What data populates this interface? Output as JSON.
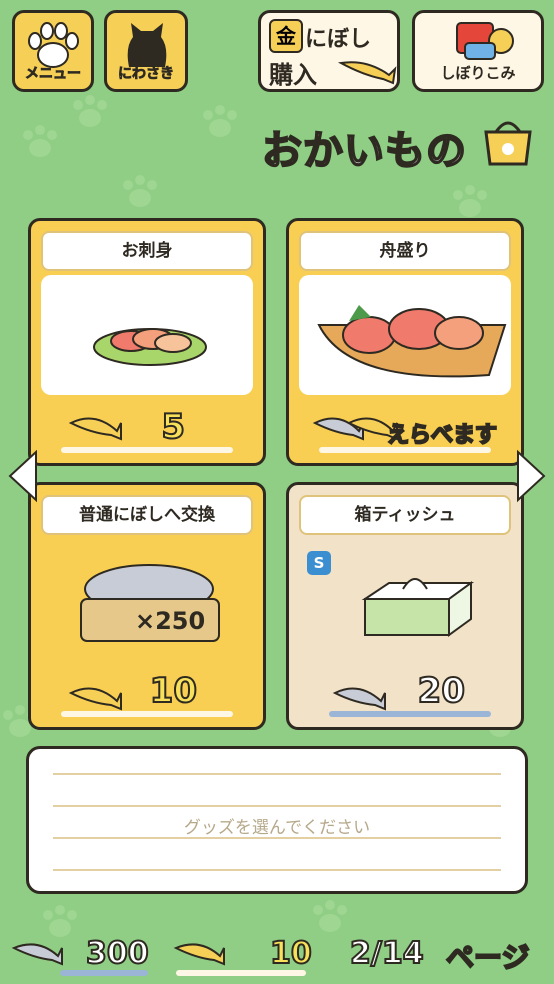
{
  "header": {
    "menu_label": "メニュー",
    "niwasaki_label": "にわさき",
    "buy_line1": "にぼし",
    "buy_line2": "購入",
    "buy_badge": "金",
    "shibori_label": "しぼりこみ",
    "title": "おかいもの"
  },
  "items": [
    {
      "name": "お刺身",
      "price": "5",
      "currency": "gold-niboshi"
    },
    {
      "name": "舟盛り",
      "price": "えらべます",
      "currency": "both"
    },
    {
      "name": "普通にぼしへ交換",
      "price": "10",
      "currency": "gold-niboshi",
      "crate_label": "×250"
    },
    {
      "name": "箱ティッシュ",
      "price": "20",
      "currency": "niboshi",
      "badge": "S"
    }
  ],
  "message": "グッズを選んでください",
  "footer": {
    "niboshi": "300",
    "gold_niboshi": "10",
    "page": "2/14",
    "page_label": "ページ"
  },
  "colors": {
    "background": "#8fce84",
    "card_yellow": "#f8cf52",
    "card_disabled": "#f1e2c8",
    "outline": "#2e2a22"
  }
}
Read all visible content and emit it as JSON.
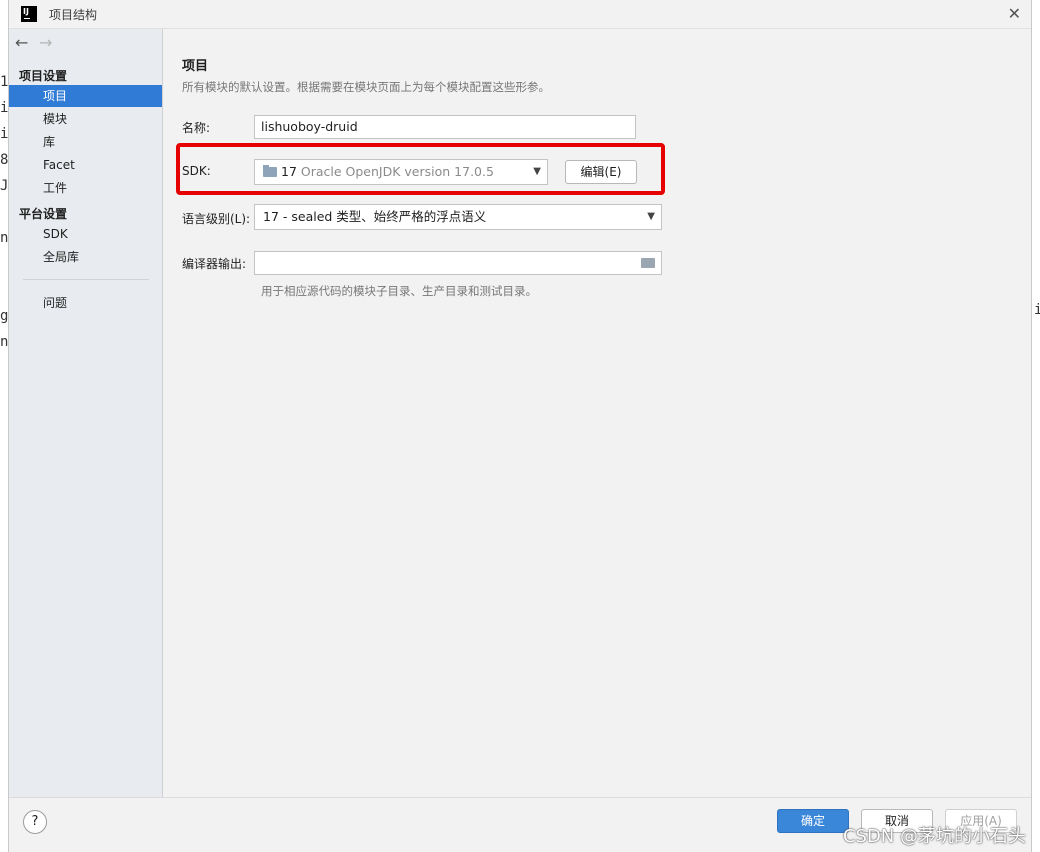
{
  "window": {
    "title": "项目结构"
  },
  "sidebar": {
    "section_project": "项目设置",
    "project_items": [
      "项目",
      "模块",
      "库",
      "Facet",
      "工件"
    ],
    "section_platform": "平台设置",
    "platform_items": [
      "SDK",
      "全局库"
    ],
    "problems": "问题",
    "selected": "项目"
  },
  "main": {
    "title": "项目",
    "description": "所有模块的默认设置。根据需要在模块页面上为每个模块配置这些形参。",
    "name_label": "名称:",
    "name_value": "lishuoboy-druid",
    "sdk_label": "SDK:",
    "sdk_version": "17",
    "sdk_detail": "Oracle OpenJDK version 17.0.5",
    "edit_button": "编辑(E)",
    "language_label": "语言级别(L):",
    "language_value": "17 - sealed 类型、始终严格的浮点语义",
    "compiler_label": "编译器输出:",
    "compiler_value": "",
    "compiler_hint": "用于相应源代码的模块子目录、生产目录和测试目录。"
  },
  "footer": {
    "help": "?",
    "ok": "确定",
    "cancel": "取消",
    "apply": "应用(A)"
  },
  "watermark": "CSDN @茅坑的小石头",
  "colors": {
    "selection": "#2f7bd5",
    "highlight_box": "#e60000",
    "ok_button": "#3a86d8"
  }
}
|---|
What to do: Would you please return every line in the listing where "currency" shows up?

Response:
      "currency": "gold-niboshi"
      "currency": "both"
      "currency": "gold-niboshi",
      "currency": "niboshi",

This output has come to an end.